Hankó B. Halak [in Hungarian and German]. A Magyar Tudományos Akadémia Balkán-Kutatásainak tudományos eredményei. 1922;1:1–6.
Bogutskaya NG, Naseka AM. Catalogue of agnathans and fishes of fresh and brackish waters of Russia with comments on nomenclature and taxonomy [in Russian]. Moscow: KMK Scientific Press Ltd; 2004.
We would like to thank Aleš Snoj (Department of Animal Science, Biotechnical Faculty, University of Ljubljana, Slovenia), Michał Nowak (Department of Ichthyobiology and Fisheries, University of Agriculture Krakow, Poland), Johanna Kapp & Peter Bartsch (Museum of Natural History Berlin, Germany), Ulrich Schliewen & Dirk Neumann (The Bavarian Natural History Collections), Sonia Fisch-Muller (Department for Herpetology and Ichthyology, Natural History Museum of Geneva, Switzerland), Akos Horvath (Department of Aquaculture, Szent Istvan University, Hungary), Josef Wanzenböck (Research Institute for Limnology, University of Innsbruck, Mondsee, Austria), Hubert Keckeis (Department of Limnology and Bio-Oceanography, University of Vienna, Austria) and Giovanni B. Delmastro (Carmagnola Natural History Museum, Turin, Italy) for providing us with the samples needed to complete this research. We would also like to thank Judit Vörös (Ichthyology Collection, Hungarian Natural History Museum, Budapest, Hungary) and Sven O. Kullander (Ichthyology Collection, Swedish Museum of Natural History, Stockholm, Sweden) for providing us information about the type material. In addition, we would like to acknowledge Boris Sket for fruitful discussion in the initial phases of the study, and Luise Kruckenhauser and Nina Bogutskaya for discussion and help provided throughout our research. We would also like to thank Mišel Jelić and Jernej Bravničar for constructive debate on the methodology we used, Iain Wilson, Bettina Riedel and Nikolaus Szucsich for help with the text, and, finally, Ernst Mikschi for general support.
The study was partially funded by grant H-275981/2016 awarded by Hochschuljubiläumsstiftung der Stadt Wien, Vienna, Austria.
Availability of data and materials
All sequences are available under the Genbank accession numbers MF407678 - MF408232. In addition, the datasets supporting this article have been uploaded as part of the Additional files.

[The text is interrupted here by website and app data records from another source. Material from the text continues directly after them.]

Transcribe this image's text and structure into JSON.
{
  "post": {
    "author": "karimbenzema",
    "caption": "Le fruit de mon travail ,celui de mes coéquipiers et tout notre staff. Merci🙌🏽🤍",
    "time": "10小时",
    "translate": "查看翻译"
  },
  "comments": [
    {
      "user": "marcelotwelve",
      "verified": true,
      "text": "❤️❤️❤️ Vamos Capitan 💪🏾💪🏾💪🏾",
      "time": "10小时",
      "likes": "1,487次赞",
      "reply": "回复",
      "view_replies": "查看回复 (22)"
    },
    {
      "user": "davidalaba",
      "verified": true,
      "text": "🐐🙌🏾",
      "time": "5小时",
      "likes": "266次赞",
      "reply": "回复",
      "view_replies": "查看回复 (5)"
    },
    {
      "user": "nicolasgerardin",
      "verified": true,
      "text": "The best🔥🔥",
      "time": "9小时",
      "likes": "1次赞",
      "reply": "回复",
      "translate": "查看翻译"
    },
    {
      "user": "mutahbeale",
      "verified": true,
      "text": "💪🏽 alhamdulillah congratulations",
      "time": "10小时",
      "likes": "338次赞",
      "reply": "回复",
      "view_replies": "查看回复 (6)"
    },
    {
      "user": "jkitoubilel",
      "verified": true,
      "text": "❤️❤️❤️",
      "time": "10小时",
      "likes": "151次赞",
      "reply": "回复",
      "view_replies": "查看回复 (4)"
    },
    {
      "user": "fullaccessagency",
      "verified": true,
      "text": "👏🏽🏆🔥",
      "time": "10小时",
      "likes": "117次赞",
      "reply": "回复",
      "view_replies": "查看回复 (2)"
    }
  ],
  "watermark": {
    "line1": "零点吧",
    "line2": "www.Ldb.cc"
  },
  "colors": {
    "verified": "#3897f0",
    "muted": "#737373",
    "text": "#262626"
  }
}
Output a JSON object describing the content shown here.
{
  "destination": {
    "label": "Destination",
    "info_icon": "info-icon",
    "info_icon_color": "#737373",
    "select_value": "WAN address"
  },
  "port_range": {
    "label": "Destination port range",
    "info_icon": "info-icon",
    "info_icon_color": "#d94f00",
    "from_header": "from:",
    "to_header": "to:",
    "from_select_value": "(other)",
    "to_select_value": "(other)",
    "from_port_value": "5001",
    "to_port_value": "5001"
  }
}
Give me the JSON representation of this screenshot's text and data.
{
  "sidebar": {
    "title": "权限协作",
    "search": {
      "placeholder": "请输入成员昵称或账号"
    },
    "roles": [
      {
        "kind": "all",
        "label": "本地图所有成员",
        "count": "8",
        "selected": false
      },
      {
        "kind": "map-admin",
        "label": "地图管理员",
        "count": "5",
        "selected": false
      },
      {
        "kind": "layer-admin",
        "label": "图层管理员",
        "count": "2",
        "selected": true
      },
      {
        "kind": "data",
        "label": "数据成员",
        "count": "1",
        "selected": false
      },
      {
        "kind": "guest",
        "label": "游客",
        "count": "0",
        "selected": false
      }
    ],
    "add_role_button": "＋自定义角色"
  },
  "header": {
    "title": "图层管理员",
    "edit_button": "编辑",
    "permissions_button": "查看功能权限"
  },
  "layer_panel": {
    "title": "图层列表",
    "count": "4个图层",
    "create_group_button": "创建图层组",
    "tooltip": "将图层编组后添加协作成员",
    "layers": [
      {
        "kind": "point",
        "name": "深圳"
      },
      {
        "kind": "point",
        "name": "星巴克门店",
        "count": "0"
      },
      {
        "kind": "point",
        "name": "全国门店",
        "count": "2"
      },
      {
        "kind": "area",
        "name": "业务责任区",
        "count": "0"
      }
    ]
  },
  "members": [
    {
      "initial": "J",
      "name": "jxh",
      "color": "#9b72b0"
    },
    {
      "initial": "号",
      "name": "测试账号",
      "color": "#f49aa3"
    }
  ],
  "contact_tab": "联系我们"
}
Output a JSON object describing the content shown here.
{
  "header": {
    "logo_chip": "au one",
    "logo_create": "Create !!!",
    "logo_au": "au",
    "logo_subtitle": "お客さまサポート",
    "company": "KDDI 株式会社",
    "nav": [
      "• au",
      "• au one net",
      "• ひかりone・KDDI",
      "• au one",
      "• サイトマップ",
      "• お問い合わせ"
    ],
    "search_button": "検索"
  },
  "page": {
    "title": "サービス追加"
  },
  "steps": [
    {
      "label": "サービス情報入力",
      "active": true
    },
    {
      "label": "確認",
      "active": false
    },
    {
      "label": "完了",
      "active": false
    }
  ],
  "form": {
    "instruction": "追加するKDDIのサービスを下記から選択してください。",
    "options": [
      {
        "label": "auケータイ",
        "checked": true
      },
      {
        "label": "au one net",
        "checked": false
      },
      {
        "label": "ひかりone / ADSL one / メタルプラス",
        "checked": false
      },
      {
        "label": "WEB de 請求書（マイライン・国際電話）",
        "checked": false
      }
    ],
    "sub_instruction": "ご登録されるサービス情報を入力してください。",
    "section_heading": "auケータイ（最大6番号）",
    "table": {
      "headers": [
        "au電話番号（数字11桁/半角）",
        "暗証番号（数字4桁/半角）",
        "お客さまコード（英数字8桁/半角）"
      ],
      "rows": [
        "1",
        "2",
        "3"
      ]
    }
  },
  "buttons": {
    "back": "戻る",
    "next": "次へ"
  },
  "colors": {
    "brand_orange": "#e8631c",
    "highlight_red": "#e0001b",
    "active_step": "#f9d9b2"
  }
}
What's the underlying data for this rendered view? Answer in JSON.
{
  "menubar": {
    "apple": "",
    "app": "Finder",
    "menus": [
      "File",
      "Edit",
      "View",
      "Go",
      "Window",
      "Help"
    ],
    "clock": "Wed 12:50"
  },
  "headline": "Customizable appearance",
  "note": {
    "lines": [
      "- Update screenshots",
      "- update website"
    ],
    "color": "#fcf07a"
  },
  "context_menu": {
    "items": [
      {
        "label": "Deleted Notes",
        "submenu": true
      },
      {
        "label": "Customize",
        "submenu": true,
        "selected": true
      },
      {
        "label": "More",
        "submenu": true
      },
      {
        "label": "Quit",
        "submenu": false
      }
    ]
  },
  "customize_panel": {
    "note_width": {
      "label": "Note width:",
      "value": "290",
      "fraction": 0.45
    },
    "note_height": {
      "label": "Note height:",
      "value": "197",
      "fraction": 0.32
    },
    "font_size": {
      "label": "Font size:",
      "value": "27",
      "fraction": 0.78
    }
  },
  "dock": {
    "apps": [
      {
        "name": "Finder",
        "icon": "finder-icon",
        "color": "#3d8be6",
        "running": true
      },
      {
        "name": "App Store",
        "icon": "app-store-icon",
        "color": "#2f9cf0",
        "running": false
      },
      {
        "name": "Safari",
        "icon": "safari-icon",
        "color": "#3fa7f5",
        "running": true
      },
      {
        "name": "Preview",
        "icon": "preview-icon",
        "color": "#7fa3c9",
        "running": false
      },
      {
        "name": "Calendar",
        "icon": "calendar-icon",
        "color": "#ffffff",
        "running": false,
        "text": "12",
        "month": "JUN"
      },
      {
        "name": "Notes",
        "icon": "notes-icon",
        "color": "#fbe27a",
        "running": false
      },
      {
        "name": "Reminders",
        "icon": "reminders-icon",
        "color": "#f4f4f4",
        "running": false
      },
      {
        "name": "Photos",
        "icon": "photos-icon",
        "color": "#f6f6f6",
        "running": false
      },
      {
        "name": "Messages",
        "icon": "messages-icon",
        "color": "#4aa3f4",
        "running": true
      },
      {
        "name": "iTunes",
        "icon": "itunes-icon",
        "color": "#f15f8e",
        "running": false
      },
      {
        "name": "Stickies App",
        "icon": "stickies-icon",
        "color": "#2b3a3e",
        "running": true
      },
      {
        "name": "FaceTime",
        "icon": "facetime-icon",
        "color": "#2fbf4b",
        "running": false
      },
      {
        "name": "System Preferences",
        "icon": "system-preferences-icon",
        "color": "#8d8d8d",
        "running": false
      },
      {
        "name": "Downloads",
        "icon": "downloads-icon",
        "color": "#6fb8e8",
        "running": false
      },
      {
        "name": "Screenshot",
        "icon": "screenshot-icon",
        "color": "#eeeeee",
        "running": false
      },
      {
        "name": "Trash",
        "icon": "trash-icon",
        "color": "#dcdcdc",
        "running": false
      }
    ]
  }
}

Ethics approval and consent to participate
Consent for publication
The authors declare that they have no competing interest.
Springer Nature remains neutral with regard to jurisdictional claims in published maps and institutional affiliations.
Characters used in the literature for distinguishing species/subspecies of P. phoxinus s.l. (XLS 39 kb)
Sampling sites used in the study, with corresponding drainage, basin and reference, where applicable. (XLSX 111 kb)
ᅟ(DOCX 2760 kb)
About this article
Cite this article
Palandačić, A., Naseka, A., Ramler, D. et al. Contrasting morphology with molecular data: an approach to revision of species complexes based on the example of European Phoxinus (Cyprinidae). BMC Evol Biol 17, 184 (2017). https://0-doi-org.brum.beds.ac.uk/10.1186/s12862-017-1032-x
- Cryptic diversity
- Species delimitation
- Molecular taxonomy
- Phoxinus (Cyprinidae)